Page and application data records

------------------------------------------------------------

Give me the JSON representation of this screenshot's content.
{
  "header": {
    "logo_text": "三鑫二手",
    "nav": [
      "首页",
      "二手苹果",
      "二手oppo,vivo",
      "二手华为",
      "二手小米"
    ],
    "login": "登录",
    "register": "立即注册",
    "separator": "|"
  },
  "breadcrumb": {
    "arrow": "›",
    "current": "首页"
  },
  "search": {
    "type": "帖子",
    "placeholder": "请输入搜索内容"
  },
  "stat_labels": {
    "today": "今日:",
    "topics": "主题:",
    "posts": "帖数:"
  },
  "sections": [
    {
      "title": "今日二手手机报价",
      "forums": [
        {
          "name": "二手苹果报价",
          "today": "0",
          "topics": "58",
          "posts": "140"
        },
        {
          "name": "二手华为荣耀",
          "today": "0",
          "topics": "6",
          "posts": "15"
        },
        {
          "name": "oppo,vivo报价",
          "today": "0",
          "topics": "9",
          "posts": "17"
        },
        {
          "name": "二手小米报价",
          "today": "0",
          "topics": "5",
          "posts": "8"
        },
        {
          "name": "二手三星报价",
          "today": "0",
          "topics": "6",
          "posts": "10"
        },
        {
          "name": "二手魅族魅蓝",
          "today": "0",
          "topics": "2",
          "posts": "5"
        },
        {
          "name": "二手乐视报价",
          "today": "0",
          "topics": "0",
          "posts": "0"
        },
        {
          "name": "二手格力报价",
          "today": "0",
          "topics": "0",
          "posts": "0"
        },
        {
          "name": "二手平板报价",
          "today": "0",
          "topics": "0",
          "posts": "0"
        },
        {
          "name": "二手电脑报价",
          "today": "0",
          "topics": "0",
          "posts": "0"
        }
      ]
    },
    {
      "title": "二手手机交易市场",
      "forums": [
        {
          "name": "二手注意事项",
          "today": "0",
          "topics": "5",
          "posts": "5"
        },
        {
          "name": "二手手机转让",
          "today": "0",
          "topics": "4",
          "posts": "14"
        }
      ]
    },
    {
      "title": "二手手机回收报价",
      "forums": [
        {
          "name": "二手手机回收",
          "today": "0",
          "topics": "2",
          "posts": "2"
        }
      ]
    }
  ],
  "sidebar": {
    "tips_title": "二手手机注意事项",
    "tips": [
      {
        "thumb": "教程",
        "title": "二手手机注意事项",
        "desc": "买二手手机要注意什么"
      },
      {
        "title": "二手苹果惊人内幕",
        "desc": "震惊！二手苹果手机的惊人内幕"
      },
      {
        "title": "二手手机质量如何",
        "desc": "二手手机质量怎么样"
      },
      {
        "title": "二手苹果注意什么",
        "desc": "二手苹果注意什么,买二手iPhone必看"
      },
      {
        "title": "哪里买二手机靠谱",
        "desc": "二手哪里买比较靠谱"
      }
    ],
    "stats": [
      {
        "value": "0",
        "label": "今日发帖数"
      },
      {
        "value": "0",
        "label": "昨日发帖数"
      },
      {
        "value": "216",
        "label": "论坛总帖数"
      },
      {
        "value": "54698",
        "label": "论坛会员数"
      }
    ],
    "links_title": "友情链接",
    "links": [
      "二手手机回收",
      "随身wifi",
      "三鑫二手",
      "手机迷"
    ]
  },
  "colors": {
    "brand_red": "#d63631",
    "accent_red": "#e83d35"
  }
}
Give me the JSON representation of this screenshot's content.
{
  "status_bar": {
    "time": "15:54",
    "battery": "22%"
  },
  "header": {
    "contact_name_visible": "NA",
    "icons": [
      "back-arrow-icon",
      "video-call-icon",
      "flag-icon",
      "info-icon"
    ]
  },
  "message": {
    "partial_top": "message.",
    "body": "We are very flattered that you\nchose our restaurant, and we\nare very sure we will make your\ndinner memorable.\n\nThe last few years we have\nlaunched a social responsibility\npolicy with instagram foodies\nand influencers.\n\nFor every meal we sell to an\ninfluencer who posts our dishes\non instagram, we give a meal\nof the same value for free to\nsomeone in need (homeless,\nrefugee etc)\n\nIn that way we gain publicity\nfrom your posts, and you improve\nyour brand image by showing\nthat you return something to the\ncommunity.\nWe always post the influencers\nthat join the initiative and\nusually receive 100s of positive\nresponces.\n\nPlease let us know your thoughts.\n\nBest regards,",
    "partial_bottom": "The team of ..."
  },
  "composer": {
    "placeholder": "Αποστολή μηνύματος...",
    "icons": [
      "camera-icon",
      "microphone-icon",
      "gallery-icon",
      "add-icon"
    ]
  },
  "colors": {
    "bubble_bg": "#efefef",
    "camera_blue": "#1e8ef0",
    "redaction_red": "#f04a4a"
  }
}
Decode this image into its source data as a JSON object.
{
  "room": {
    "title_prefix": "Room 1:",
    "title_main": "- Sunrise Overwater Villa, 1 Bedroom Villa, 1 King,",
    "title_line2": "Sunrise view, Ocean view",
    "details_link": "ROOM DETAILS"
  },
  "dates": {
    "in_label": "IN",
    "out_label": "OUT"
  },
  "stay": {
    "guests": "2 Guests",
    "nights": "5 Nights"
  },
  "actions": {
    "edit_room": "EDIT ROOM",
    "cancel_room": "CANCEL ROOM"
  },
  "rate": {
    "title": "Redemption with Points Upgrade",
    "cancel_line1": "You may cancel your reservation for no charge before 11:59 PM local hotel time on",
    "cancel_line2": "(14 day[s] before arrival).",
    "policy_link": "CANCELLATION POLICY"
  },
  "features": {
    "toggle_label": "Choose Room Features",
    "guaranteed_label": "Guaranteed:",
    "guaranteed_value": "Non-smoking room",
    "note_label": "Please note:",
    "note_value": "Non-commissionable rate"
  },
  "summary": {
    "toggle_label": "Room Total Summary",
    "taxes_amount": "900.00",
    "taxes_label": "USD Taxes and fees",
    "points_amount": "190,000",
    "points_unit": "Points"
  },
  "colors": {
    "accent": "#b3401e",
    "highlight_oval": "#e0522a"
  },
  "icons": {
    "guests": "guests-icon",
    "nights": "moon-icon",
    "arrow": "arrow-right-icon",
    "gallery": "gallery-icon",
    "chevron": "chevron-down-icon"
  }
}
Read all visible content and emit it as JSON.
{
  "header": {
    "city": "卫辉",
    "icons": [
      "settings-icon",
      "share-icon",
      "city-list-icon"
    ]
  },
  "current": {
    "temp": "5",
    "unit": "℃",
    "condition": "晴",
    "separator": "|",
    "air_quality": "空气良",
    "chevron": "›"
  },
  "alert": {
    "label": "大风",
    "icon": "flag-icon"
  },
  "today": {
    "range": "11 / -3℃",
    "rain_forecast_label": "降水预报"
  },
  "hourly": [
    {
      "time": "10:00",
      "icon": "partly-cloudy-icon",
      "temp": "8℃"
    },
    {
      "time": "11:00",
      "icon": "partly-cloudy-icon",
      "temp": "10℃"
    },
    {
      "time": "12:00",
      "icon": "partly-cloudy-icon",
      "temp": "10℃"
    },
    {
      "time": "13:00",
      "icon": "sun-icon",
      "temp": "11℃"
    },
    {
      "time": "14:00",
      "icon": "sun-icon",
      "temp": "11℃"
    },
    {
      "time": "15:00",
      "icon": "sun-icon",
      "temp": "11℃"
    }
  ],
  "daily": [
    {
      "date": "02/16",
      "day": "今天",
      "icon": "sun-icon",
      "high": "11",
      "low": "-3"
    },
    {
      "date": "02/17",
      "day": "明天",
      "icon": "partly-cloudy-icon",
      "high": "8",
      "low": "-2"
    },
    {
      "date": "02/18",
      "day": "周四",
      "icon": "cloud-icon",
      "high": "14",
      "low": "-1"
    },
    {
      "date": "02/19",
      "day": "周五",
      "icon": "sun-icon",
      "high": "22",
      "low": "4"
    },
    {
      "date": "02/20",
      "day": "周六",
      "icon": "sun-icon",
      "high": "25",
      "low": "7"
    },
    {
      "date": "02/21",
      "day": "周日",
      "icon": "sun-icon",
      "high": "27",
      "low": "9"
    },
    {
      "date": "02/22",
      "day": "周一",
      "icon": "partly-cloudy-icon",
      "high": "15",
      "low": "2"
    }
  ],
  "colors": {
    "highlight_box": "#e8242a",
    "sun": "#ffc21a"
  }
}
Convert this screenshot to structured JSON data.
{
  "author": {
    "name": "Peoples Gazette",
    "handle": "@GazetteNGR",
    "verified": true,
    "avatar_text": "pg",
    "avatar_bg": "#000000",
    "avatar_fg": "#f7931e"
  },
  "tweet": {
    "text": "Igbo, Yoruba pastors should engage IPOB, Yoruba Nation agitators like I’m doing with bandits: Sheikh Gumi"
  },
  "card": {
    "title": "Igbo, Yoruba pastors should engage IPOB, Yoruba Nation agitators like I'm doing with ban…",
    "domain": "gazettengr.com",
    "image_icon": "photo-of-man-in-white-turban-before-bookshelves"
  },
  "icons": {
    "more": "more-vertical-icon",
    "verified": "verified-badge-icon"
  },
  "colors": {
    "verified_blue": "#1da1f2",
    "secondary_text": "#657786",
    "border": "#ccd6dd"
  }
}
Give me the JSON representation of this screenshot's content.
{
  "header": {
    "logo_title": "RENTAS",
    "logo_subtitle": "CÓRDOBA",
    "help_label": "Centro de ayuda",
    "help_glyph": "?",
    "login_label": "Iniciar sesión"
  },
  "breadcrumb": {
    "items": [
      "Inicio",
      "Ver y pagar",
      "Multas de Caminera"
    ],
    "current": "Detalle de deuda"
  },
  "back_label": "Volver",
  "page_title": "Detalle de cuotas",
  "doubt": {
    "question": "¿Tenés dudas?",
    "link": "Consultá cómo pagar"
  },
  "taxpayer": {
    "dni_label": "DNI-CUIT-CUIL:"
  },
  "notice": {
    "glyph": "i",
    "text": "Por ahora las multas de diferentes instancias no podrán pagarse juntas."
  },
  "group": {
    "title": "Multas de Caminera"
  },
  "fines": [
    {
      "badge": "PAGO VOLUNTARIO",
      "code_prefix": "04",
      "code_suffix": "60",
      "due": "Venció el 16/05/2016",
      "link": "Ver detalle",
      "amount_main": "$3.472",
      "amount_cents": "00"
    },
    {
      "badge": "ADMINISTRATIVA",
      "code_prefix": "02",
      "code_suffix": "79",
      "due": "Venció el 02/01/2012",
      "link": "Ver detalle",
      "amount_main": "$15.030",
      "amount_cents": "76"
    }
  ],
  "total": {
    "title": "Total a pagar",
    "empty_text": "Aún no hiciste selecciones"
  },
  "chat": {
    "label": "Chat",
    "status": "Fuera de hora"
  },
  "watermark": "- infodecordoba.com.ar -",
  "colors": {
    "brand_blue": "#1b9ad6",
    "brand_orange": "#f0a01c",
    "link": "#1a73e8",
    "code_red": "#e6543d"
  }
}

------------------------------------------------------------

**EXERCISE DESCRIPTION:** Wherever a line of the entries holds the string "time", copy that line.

**OUTPUT BELOW:**
    "time": "15:54",
    "cancel_line1": "You may cancel your reservation for no charge before 11:59 PM local hotel time on",
      "time": "10:00",
      "time": "11:00",
      "time": "12:00",
      "time": "13:00",
      "time": "14:00",
      "time": "15:00",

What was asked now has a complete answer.